(Dataset rows describing interfaces)
######

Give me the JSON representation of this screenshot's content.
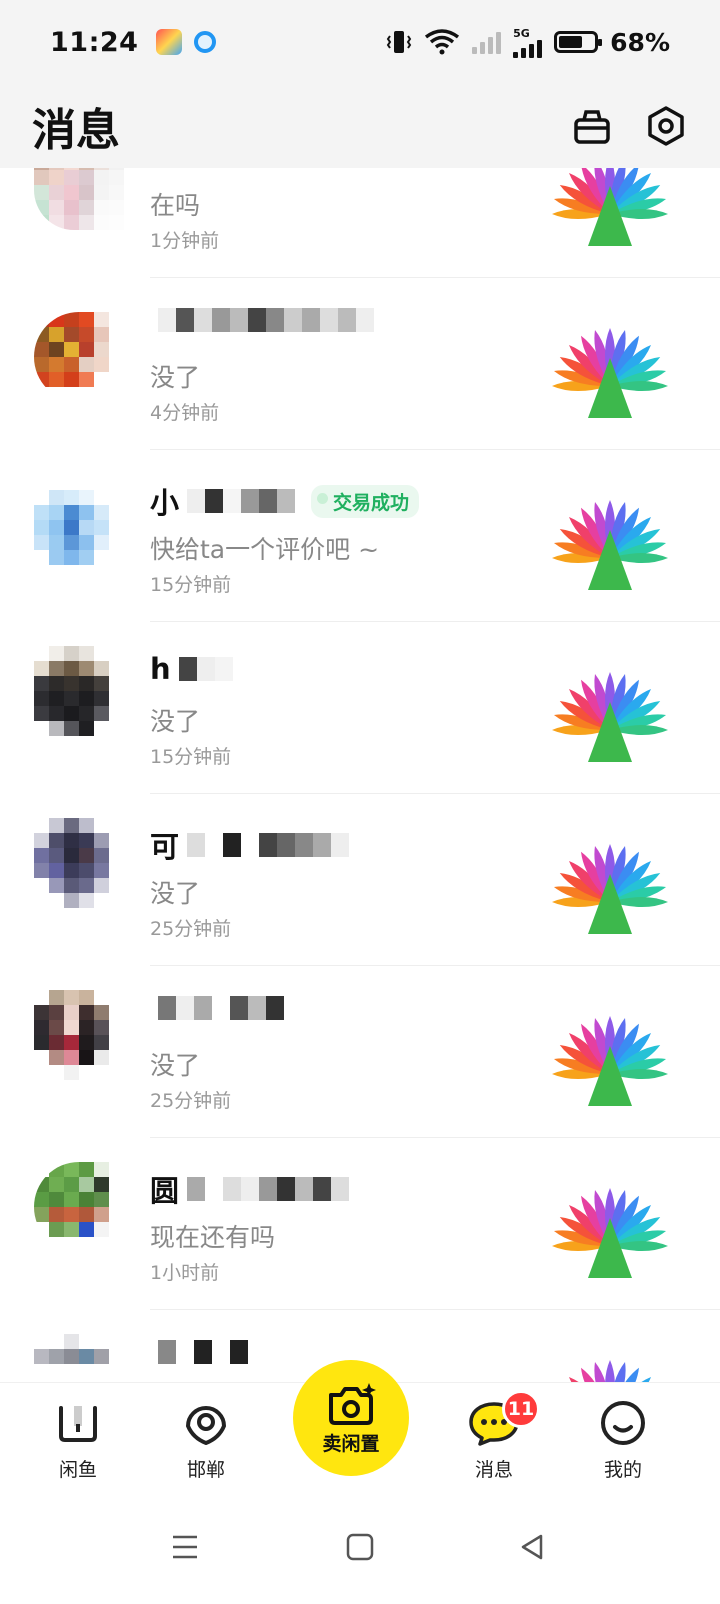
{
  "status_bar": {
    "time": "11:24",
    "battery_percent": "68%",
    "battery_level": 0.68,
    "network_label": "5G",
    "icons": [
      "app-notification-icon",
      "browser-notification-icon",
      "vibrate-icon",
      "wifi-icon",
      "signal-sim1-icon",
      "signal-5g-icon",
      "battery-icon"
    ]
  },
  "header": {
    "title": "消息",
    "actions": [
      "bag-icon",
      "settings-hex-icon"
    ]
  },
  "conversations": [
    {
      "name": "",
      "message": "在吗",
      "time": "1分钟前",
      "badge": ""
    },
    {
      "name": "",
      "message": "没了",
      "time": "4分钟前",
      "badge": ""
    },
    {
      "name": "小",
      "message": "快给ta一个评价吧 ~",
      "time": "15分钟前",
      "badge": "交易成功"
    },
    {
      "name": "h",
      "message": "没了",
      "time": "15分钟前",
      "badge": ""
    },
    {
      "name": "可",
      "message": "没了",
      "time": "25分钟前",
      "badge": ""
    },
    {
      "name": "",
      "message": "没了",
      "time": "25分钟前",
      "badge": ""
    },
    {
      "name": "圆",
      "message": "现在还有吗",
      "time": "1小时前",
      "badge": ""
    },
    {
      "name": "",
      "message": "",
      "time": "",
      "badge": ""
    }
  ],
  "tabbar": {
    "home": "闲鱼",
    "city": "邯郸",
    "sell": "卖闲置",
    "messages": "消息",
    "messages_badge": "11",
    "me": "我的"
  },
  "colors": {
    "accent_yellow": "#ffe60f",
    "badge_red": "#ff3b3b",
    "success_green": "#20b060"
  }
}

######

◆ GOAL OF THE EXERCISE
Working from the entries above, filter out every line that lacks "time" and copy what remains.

◆ SOLUTION BELOW
    "time": "11:24",
      "time": "1分钟前",
      "time": "4分钟前",
      "time": "15分钟前",
      "time": "15分钟前",
      "time": "25分钟前",
      "time": "25分钟前",
      "time": "1小时前",
      "time": "",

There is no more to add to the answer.